TB leaves a cavity in the lungs in about 1 in 4 patients, and so with 7.7 million survivors from TB in the lungs, about 140,000 people worldwide will develop chronic pulmonary aspergillosis (CPA) every year after finishing TB therapy, assuming the results from Uganda are similar elsewhere.

Between 2000 and 2016, around 45 million lives were saved due to effective treatment of pulmonary TB worldwide and 1.6–3.5 million of these would subsequently have developed aspergillosis.

In the research published today in the prestigious European Respiratory Journal, also found this complication in those with and without HIV infection.

  • CPA symptoms, persisting for 3 months, include coughing, coughing up blood, chest pains or night sweats, fever and tiredness.
  • People with a positive Aspergillus antibody and any of these symptoms have a 93% chance of having CPA with 98% accuracy.
  • Confirmation requires a chest X-ray showing the characteristic features of pleural thickening and/or a cavity.

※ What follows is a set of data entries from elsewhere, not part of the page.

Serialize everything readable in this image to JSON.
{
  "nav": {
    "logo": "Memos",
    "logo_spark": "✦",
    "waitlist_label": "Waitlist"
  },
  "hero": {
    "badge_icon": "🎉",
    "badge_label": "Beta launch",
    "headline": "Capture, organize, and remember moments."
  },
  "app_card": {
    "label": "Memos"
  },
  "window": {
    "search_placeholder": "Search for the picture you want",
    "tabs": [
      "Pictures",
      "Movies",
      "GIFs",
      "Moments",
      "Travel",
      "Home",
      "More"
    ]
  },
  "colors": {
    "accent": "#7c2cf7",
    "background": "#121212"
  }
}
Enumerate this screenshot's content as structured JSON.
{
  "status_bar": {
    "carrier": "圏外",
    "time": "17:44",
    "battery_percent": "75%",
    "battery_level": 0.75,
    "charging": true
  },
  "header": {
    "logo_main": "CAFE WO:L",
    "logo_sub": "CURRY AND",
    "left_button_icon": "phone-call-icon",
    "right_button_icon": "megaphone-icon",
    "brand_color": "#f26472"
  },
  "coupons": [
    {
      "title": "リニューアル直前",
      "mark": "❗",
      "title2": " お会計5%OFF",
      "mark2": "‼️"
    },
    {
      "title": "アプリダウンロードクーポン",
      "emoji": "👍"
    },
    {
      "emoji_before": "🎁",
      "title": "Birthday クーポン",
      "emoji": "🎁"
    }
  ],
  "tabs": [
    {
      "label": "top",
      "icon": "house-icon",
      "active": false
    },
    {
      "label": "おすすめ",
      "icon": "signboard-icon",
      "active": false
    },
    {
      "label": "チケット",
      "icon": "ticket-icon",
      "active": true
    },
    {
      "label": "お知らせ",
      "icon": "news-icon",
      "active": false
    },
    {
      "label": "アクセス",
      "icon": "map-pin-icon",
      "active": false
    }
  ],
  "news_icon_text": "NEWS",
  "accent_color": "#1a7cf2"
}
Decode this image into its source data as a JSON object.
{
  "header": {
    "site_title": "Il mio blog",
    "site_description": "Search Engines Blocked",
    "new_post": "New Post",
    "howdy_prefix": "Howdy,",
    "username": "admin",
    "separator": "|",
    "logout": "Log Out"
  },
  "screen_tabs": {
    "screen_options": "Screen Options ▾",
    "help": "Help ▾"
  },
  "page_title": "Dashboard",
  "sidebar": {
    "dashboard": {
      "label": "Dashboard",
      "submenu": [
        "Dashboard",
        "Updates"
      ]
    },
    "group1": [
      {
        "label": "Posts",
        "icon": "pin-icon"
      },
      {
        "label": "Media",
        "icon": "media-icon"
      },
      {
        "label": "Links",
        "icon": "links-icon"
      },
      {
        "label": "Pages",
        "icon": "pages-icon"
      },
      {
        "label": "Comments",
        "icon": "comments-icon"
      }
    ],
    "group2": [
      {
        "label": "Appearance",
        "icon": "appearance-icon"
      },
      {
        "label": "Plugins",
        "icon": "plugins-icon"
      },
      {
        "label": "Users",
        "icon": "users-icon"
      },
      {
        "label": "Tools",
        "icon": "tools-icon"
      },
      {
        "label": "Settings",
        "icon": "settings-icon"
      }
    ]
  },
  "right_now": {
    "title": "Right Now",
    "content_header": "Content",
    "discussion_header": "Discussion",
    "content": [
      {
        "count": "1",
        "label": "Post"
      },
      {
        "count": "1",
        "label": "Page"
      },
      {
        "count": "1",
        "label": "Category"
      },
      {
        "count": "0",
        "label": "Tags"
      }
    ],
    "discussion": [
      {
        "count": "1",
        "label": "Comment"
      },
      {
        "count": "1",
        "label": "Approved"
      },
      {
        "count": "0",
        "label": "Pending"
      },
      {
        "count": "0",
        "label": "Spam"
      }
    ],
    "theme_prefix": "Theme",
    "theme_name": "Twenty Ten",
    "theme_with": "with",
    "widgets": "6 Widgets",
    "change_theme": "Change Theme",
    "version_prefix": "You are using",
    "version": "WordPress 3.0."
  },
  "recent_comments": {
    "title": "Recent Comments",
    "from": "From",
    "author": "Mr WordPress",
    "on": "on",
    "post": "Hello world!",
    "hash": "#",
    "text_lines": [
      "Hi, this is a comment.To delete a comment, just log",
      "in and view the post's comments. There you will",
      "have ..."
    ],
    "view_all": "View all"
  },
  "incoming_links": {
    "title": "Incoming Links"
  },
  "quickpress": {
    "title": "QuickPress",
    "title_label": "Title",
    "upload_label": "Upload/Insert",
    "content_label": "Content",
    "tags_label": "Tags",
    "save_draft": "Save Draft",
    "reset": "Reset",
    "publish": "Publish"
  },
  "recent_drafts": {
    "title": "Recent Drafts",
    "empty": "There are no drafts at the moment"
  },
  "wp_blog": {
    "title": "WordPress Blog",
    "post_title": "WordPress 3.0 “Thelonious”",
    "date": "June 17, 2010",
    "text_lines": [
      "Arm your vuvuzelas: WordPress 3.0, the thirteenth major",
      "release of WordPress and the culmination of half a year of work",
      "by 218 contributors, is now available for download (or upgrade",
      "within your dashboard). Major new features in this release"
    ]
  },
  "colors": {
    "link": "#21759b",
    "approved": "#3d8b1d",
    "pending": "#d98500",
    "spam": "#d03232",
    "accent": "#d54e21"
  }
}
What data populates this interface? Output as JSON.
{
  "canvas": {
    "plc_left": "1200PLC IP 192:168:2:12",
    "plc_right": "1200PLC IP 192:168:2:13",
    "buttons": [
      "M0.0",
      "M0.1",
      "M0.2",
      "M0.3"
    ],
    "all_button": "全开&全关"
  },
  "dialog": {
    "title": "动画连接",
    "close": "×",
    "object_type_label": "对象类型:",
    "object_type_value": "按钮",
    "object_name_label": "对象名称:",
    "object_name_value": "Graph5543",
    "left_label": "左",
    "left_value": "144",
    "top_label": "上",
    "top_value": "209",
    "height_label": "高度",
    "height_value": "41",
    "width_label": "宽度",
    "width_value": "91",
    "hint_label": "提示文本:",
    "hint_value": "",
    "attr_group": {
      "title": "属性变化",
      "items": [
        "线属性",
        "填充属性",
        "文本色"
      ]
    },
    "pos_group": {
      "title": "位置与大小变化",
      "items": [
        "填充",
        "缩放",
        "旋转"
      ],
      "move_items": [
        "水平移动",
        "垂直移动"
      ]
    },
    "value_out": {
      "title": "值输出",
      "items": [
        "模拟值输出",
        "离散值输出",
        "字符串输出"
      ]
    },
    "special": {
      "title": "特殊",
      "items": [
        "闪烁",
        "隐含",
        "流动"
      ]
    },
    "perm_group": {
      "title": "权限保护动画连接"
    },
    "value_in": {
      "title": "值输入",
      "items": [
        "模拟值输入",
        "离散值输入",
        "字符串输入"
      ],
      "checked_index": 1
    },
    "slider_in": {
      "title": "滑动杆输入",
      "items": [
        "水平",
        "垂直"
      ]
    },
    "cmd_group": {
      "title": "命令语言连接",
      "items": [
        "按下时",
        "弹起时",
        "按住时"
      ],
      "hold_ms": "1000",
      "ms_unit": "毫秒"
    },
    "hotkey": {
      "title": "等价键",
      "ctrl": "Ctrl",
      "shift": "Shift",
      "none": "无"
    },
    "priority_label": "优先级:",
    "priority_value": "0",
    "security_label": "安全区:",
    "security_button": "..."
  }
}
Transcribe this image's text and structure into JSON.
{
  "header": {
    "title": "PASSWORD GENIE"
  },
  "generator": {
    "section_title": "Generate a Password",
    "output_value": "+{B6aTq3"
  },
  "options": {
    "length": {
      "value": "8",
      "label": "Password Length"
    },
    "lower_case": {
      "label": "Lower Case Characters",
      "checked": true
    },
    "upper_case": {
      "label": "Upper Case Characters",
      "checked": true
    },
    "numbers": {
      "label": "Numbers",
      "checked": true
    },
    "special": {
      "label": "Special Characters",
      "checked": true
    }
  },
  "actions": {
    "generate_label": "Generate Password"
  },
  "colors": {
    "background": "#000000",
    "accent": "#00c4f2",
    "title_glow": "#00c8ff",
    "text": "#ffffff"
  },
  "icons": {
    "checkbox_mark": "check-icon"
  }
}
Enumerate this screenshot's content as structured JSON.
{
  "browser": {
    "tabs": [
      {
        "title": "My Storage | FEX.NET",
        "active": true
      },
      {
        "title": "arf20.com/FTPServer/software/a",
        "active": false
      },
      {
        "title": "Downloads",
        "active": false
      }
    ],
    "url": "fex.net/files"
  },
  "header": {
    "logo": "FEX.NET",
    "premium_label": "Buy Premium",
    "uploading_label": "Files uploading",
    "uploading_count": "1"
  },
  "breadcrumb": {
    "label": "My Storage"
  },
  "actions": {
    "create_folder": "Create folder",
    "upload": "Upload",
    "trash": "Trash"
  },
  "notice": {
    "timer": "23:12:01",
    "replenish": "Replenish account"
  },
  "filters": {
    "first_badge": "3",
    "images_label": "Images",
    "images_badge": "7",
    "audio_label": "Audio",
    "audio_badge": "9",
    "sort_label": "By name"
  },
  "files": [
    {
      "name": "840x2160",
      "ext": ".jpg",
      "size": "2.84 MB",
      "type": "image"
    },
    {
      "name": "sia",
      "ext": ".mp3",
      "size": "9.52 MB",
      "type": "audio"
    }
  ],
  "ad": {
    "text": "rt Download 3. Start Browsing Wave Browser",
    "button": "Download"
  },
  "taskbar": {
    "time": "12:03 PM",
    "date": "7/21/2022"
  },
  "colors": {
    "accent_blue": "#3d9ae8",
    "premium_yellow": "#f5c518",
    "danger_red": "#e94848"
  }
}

Dr Iain Page, Clinical Lecturer at The University of Manchester, who conducted the study over 4 years paid tribute to collaborators in Gulu (Uganda) and said:

I am immensely proud that the doctors and patients in Uganda have led the world in defining this important fungal complication of TB. In other studies, over 75% of those with aspergillosis have died within 5 years and we fear this is currently the case in many countries

Image: Sister Emily at Gulu Regional Referral Hospital

 

Notes to Editors:

The study was supported by the Gulu-Manchester link at Wythenshawe Hospital (part of Manchester University NHS Foundation Trust) and several donors including the NHS National Aspergillosis Centre and Astellas Pharma as well as by donations of antibody kits from Siemens.

Professor Denning is available for comment

For media enquiries contact Mike Addelman, Media Relations Officer, Faculty of Biology, Medicine and Health at the University of Manchester Tel: +44 (0) 016 1275 2111 / +44 (0) 07717 881 567 or by email on Michael.Addelman@manchester.ac.uk